▶ [WORK TO COMPLETE]
Copy out each line from the material where the word "House" is found.

===== RECORD EXTRACTS

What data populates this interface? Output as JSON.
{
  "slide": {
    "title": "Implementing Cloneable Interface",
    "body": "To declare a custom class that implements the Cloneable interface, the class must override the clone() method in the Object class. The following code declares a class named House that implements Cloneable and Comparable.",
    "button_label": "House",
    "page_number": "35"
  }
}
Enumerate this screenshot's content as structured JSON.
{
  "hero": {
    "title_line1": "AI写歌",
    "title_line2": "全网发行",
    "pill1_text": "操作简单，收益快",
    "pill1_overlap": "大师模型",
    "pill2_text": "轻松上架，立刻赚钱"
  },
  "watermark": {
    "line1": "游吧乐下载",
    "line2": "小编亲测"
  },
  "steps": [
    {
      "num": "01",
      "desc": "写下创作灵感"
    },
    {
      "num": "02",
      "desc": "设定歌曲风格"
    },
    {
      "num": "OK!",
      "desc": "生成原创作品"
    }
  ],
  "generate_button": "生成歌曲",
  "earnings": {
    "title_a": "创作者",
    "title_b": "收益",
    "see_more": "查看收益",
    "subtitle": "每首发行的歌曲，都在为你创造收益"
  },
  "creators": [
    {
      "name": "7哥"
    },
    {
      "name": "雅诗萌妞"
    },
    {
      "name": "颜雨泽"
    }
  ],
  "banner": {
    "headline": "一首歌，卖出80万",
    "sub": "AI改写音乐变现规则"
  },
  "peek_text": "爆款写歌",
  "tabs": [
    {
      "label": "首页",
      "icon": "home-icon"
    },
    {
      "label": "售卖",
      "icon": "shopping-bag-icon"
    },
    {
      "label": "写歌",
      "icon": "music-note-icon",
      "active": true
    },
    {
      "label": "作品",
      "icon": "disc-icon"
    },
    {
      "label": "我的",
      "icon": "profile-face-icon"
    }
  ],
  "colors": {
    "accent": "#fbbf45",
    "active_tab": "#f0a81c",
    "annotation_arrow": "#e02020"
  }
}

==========

▶ [OUTPUT BELOW]
    "body": "To declare a custom class that implements the Cloneable interface, the class must override the clone() method in the Object class. The following code declares a class named House that implements Cloneable and Comparable.",
    "button_label": "House",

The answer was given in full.